* [INSTRUCTIONS FOR THE TASK] Among the entries below, count the lines where the string "Fish" occurs, and give only the number.

* [DATA IN THIS EXERCISE]
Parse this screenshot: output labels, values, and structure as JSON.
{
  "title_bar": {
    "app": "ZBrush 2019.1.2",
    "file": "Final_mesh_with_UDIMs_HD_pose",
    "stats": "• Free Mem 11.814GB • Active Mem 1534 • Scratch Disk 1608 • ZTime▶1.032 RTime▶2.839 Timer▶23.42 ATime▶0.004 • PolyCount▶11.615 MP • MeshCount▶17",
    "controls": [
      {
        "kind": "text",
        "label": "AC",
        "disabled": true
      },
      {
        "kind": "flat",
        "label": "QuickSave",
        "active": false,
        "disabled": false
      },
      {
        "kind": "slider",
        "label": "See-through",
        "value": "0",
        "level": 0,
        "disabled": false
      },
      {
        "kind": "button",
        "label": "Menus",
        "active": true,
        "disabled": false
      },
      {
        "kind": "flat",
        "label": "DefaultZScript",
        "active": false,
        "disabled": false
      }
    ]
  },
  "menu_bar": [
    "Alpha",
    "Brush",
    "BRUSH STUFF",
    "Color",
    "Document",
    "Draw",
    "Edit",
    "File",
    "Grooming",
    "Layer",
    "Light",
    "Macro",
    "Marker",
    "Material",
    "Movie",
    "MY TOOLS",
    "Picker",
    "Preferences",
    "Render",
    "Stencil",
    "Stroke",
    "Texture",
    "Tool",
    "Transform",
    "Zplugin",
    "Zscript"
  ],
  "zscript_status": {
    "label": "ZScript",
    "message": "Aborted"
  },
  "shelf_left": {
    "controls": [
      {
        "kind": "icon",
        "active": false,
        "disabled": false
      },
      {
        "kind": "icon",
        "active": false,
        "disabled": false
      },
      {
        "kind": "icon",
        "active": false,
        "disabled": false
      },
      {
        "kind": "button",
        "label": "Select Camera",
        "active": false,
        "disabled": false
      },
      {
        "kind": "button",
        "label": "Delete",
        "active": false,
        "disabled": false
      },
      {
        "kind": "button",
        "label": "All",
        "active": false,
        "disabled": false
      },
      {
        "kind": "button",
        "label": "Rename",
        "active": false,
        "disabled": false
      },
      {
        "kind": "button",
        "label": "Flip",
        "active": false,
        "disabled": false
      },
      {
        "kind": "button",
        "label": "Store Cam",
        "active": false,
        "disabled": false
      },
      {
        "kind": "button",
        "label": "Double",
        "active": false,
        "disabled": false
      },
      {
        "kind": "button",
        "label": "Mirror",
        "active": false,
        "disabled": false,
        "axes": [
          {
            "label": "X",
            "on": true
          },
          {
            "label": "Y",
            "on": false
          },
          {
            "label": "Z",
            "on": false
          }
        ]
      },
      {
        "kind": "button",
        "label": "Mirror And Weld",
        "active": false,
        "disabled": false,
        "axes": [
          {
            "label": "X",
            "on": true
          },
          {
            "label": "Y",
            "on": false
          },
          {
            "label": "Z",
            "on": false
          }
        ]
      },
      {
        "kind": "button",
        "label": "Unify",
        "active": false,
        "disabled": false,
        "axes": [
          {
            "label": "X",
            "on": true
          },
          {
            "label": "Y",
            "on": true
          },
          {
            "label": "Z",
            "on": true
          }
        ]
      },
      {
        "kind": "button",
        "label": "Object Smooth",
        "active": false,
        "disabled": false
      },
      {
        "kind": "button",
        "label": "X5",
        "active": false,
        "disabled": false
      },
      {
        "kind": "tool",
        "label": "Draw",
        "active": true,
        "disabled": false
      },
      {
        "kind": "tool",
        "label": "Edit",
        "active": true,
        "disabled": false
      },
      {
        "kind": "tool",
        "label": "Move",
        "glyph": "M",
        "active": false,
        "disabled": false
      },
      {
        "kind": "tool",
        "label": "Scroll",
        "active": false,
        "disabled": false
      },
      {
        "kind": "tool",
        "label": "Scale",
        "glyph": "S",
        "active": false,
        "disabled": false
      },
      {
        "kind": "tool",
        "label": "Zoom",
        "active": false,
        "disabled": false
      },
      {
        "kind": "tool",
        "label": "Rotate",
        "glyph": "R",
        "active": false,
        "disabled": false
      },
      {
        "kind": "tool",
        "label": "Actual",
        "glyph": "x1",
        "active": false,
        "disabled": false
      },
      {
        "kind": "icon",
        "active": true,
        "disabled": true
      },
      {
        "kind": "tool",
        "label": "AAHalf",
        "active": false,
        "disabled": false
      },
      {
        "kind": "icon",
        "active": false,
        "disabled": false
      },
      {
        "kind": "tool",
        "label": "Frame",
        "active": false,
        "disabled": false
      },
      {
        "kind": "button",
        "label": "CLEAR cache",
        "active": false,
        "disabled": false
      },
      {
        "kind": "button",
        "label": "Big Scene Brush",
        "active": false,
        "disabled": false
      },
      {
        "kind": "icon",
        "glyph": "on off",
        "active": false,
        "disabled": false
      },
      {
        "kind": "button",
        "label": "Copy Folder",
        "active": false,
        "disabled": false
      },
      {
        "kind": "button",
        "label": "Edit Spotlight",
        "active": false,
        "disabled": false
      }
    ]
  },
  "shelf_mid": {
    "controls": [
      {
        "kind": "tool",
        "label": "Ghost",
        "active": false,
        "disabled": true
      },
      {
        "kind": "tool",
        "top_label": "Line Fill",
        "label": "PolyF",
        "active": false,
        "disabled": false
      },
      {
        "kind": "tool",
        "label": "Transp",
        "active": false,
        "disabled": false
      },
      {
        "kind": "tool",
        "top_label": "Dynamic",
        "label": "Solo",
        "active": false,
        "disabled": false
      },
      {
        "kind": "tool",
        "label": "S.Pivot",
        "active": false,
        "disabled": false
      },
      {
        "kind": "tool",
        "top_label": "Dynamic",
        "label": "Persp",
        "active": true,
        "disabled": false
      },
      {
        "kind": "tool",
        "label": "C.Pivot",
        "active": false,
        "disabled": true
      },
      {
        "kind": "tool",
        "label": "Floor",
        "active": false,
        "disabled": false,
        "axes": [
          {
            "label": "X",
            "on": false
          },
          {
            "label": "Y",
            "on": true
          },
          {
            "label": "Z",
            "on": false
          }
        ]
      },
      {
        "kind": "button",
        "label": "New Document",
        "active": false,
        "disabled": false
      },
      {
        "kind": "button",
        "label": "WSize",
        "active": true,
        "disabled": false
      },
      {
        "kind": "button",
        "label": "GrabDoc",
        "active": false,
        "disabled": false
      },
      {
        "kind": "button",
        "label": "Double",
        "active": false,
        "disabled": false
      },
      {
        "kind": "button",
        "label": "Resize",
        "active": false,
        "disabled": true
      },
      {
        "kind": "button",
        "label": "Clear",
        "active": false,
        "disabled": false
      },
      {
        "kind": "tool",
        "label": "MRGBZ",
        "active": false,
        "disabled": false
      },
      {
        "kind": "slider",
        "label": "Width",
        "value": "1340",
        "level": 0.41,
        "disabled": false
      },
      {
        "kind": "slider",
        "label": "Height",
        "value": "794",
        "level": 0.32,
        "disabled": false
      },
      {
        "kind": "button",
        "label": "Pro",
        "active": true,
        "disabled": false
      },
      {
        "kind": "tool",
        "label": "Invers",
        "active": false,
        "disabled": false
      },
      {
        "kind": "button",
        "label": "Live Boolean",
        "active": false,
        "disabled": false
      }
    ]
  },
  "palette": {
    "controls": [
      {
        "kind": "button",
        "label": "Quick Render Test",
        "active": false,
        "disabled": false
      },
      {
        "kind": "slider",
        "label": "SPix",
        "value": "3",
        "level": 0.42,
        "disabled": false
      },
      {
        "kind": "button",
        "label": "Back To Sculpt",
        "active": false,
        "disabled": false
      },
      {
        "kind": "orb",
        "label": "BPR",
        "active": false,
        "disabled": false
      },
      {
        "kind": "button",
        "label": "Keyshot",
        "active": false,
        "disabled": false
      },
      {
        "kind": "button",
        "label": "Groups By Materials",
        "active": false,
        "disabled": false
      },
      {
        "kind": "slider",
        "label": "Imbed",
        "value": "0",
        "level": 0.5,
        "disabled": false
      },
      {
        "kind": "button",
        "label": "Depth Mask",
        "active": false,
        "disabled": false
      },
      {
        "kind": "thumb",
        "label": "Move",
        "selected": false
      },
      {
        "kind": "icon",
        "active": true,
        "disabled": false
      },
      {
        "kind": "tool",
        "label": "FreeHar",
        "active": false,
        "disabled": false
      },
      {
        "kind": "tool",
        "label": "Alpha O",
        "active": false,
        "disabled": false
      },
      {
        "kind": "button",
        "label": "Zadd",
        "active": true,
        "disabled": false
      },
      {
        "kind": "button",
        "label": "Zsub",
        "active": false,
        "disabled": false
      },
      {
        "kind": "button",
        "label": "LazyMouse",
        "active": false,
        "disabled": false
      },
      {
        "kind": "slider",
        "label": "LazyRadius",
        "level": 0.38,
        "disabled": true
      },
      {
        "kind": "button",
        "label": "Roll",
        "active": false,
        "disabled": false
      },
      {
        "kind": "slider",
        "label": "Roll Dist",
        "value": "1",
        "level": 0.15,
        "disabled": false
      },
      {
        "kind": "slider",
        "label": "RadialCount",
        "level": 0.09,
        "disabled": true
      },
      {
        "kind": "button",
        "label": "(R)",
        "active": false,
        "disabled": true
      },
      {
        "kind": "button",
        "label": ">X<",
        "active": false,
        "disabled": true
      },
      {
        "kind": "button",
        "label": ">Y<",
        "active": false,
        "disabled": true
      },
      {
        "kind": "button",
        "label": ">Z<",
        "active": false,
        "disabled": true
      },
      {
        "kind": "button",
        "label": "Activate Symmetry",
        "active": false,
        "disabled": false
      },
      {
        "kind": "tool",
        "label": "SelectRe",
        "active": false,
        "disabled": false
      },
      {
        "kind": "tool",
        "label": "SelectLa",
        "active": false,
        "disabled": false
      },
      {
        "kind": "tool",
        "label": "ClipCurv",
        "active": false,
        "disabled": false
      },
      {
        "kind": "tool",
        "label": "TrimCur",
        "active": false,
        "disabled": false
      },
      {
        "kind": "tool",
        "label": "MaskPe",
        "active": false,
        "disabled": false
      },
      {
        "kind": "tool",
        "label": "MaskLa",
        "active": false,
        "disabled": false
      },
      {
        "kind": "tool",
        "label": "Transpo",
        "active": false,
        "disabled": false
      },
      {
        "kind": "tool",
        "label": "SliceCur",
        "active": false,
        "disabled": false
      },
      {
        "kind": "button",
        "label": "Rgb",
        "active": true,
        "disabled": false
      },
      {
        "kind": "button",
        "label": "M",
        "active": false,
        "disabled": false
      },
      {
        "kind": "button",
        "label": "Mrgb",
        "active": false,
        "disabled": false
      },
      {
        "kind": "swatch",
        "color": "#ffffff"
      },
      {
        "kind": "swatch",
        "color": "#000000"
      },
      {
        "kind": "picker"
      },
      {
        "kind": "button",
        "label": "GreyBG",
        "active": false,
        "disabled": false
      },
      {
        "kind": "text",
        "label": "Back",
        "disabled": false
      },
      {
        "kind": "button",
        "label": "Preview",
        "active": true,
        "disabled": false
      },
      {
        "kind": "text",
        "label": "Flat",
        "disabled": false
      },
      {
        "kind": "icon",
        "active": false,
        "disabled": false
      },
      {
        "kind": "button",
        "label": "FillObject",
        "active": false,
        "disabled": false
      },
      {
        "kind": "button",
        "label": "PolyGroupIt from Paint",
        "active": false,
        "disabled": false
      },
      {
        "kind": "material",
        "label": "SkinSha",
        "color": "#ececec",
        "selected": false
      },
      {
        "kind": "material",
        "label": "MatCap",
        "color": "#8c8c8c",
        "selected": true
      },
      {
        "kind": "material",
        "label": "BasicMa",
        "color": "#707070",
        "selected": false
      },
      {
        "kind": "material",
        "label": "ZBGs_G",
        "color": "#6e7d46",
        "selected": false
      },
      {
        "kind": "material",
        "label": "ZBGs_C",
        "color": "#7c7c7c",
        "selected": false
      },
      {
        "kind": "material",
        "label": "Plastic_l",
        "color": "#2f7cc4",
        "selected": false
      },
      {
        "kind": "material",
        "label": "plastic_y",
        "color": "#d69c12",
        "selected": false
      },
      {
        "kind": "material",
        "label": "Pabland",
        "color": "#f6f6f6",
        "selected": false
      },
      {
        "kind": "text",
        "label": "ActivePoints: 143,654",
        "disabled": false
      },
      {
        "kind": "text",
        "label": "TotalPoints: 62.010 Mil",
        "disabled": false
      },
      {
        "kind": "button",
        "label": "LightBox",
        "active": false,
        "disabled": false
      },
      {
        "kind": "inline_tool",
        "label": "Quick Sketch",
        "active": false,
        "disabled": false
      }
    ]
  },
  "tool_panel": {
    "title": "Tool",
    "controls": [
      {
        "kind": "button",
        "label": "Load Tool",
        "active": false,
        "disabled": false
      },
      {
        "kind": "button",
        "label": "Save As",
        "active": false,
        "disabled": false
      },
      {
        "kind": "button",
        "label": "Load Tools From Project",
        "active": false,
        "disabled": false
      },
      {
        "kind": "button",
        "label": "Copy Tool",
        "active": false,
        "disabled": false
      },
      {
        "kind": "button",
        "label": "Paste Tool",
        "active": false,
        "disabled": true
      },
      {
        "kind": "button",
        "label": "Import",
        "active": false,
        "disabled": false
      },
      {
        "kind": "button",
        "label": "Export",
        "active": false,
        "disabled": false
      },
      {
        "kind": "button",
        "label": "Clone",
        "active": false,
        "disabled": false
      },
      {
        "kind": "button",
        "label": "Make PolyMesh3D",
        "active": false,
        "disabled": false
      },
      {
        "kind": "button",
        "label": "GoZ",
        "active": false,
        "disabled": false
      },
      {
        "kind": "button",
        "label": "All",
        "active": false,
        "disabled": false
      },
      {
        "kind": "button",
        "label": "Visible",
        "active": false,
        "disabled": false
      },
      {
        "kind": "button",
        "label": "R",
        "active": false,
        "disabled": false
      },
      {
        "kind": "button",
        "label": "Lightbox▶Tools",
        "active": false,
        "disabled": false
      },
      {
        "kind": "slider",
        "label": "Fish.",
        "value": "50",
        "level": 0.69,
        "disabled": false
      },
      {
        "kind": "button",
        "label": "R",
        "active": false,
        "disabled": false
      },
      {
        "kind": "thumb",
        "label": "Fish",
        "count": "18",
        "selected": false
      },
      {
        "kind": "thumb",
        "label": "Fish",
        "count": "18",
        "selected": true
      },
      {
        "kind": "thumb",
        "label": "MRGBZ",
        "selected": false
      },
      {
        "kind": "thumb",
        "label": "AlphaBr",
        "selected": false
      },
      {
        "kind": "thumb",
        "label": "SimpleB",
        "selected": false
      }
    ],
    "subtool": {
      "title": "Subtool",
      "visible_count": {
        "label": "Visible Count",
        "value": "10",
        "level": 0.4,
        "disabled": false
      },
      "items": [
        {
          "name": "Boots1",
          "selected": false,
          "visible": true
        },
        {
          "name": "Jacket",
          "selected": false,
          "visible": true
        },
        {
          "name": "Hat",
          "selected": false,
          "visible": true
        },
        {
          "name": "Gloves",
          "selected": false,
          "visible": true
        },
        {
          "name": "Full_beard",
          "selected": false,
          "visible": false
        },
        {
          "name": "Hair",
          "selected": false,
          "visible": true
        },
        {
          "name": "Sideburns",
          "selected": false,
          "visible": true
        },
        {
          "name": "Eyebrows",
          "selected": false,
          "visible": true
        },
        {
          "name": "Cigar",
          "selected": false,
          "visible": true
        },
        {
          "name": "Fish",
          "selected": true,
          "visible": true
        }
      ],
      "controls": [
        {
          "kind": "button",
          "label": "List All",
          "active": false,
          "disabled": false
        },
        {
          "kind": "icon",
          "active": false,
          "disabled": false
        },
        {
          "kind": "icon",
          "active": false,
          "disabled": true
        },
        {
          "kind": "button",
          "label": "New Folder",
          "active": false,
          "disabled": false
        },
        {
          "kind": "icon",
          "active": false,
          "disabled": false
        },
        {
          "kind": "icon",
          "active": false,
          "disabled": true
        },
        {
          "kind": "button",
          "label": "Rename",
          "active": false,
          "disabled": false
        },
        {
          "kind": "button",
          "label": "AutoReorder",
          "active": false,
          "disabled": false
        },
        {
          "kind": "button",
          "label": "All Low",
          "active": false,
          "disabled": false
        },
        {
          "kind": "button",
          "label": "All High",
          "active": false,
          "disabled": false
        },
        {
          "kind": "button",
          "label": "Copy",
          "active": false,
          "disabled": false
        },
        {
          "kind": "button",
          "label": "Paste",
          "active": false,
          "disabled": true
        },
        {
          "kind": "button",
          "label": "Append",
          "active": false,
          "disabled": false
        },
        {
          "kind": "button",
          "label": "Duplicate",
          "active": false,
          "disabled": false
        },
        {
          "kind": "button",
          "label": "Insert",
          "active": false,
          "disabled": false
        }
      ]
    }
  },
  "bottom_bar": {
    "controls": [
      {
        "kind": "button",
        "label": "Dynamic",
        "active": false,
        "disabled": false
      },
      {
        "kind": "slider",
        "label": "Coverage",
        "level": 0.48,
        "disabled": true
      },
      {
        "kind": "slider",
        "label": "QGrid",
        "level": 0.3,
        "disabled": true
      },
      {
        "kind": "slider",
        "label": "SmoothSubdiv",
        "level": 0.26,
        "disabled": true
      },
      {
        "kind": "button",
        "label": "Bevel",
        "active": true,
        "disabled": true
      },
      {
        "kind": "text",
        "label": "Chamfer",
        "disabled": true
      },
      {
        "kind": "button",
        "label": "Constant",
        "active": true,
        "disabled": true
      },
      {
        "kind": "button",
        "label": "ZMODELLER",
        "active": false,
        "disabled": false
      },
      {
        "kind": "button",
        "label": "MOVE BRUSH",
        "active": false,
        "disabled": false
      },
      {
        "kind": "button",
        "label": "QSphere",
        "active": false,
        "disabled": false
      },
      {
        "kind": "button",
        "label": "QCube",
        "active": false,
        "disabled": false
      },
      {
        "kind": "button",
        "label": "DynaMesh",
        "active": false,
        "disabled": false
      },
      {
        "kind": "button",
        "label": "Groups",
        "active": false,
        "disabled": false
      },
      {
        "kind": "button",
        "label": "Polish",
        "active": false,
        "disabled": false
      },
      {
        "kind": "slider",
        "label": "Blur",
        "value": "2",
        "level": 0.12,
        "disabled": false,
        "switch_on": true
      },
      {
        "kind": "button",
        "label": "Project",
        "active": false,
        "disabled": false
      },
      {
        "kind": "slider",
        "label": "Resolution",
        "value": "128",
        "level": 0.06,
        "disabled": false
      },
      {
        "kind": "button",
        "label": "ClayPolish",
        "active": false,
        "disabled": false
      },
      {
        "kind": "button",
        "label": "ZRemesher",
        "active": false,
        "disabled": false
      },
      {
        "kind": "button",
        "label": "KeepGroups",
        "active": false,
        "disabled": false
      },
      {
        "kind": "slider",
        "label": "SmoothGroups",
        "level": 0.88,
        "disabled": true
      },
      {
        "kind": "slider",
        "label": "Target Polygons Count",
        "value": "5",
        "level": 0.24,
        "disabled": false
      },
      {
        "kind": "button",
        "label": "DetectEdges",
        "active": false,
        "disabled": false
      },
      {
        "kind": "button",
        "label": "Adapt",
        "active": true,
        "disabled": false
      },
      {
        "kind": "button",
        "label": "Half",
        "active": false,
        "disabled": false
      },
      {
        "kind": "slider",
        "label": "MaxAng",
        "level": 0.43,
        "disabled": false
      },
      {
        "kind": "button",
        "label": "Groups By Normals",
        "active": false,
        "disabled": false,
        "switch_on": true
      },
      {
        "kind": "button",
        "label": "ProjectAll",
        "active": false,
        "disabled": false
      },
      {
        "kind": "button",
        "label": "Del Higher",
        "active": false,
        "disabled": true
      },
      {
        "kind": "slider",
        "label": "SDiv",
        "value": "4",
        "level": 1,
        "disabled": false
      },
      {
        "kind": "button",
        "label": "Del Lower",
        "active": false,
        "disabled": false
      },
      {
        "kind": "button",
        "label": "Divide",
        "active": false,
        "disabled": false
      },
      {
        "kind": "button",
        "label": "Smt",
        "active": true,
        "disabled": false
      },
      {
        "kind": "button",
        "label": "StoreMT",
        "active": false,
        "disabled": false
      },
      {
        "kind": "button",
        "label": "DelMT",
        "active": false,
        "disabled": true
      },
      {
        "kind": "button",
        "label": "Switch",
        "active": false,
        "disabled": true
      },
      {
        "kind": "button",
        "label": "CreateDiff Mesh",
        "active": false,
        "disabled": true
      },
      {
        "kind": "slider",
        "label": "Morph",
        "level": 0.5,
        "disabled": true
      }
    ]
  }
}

* [RESULT FOR THIS TASK] 4